Other studies showed the action of the water extract of C. papaya leaves (20 mg·mL−1 ) on proliferation inhibition in strains of solid tumor cells in trials in vitro, e.g., cervical carcinoma (Hela), breast adenocarcinoma (MCF-7), hepatocellular carcinoma (HepG2), lung adenocarcinoma (PC14), pancreatic carcinoma (Panc-1) and mesothelioma (H2452) in a dose-dependent manner, suggesting the anti-tumoral action of the extract. To determine whether the proliferation inhibition was associated with decreased cell viability, the water extract of C. papaya leaves was shown to inhibit proliferation responses of hematopoietic cell strains, including T-cell lymphoma (Jurkat), plasma cell leukemia (ARH77), Burkitt’s lymphoma (Raji), and large-cell anaplastic lymphoma (Karpas-299). In addition, the C. papaya leaf extract showed immunomodulatory activity on peripheral human blood mononuclear cells.
Antiulcerogenic actions were verified with the use of C. papaya seed water extract (50–100 mg/kg), the same action being observed using the methanolic extract, showing gastro-protective activity in animals, in both prevention and treatment models of gastric ulcer.

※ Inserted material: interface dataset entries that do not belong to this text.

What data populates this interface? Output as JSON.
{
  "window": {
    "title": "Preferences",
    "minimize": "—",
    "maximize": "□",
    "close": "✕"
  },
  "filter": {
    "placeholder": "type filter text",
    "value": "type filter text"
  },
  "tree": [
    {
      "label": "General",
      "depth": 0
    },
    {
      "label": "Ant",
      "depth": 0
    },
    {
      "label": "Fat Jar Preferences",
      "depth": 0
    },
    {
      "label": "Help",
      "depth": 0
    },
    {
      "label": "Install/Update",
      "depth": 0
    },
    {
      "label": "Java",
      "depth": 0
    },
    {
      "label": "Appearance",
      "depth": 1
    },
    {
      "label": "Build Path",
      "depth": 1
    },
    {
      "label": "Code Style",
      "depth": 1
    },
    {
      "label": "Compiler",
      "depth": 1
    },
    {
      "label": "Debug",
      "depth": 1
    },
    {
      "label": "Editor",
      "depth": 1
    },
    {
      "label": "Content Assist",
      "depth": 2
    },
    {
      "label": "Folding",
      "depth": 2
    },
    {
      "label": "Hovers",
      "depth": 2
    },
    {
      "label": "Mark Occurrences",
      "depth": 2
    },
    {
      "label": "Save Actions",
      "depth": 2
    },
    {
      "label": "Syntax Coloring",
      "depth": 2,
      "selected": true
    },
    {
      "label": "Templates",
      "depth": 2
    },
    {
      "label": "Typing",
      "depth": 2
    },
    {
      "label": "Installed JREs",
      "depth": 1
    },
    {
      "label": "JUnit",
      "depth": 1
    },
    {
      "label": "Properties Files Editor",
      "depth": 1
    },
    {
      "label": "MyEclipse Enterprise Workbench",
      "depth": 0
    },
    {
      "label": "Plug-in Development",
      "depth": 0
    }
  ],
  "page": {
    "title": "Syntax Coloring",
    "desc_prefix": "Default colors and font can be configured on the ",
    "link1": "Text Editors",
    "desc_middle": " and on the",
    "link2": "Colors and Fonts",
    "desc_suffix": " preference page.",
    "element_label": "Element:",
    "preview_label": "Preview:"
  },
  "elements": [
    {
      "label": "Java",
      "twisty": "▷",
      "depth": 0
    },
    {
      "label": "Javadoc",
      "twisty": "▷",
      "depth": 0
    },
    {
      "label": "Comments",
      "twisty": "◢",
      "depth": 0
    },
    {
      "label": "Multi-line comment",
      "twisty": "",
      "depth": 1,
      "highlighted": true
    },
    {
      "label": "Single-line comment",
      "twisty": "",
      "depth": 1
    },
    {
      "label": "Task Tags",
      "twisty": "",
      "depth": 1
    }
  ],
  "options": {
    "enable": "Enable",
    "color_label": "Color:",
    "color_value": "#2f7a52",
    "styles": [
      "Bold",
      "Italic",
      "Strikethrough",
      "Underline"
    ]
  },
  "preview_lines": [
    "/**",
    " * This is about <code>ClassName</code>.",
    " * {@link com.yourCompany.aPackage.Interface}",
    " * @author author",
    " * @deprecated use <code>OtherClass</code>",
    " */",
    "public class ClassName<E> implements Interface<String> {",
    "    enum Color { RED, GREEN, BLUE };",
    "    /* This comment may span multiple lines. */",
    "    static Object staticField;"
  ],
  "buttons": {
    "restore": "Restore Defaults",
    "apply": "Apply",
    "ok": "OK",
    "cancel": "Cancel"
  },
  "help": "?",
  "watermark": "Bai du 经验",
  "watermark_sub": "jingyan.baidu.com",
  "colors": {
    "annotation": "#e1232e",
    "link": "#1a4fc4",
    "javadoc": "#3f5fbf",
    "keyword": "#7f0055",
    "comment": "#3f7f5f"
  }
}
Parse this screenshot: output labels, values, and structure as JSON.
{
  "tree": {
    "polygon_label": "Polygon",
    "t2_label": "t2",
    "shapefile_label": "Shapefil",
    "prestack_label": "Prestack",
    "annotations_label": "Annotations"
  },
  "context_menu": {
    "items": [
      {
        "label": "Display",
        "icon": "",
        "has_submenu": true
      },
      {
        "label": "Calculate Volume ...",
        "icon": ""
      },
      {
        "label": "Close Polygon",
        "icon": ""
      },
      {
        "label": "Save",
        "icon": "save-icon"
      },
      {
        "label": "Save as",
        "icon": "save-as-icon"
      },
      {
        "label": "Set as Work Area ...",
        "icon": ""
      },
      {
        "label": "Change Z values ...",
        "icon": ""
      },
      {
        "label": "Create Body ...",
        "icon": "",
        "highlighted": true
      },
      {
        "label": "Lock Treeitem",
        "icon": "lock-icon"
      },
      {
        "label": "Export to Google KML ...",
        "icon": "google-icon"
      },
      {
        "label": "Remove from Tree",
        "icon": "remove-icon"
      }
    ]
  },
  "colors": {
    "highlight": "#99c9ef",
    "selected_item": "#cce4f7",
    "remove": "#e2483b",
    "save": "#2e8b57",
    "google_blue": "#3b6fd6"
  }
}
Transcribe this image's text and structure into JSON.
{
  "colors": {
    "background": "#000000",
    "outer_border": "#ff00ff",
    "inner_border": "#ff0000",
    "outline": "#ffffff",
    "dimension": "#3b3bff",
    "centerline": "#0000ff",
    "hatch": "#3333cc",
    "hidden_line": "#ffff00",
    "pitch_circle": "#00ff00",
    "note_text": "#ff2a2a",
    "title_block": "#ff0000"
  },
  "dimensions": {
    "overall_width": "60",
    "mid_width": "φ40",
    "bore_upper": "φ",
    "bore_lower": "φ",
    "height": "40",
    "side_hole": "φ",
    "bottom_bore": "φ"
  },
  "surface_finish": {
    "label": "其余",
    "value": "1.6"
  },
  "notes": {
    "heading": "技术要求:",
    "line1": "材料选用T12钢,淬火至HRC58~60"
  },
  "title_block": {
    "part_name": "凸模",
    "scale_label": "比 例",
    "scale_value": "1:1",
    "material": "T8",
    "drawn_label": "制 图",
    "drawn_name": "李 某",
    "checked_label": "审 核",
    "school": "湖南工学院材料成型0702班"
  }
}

In addition, the C. papaya seed extract was able to reduce the contractility of rabbit jejunum smooth muscle—the responsible compound being benzyl isothiocyanate.
Effective anti-inflammatory actions were verified by applying C. papaya leaf ethanolic extract (25–250 mg·kg−1 ) on carrageenan-induced paw edema in rats. However, after the ulcerogenic activity tests, the extract with the highest concentration produced a mild irritation of the gastric mucosa. Besides the effects on inflammation, C. papaya showed wound healing properties. It is known that diabetic patients often have persistent difficulty in healing and require the delicate handling of wounds, demanding appropriate care. The topical use of the water extract of green fruits of C. papaya on wounds in diabetic rats, induced by streptozotocin (STPZ, 50 mg·kg−1 ), exhibited a 77% reduction of the wound, induced by excision, with faster epithelization, compared with the control group, which received Vaseline